>>>>
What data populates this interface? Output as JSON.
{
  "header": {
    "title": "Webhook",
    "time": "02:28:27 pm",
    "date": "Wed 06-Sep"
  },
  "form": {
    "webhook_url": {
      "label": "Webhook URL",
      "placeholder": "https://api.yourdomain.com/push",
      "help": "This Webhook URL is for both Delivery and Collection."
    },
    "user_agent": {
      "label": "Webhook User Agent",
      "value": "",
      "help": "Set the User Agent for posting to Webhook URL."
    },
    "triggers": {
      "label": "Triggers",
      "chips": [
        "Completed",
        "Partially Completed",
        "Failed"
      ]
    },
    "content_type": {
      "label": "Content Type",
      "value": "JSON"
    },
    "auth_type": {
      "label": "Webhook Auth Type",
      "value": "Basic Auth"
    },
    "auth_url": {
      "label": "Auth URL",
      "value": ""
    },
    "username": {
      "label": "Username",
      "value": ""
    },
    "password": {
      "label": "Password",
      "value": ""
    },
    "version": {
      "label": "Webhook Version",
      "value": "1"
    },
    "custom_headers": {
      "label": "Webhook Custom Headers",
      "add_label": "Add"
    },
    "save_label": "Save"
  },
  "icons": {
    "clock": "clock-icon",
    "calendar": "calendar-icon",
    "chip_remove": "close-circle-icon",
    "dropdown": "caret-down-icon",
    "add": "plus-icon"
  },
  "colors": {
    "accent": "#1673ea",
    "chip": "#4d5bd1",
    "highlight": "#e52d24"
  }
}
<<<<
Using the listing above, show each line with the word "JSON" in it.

What data populates this interface? Output as JSON.
      "value": "JSON"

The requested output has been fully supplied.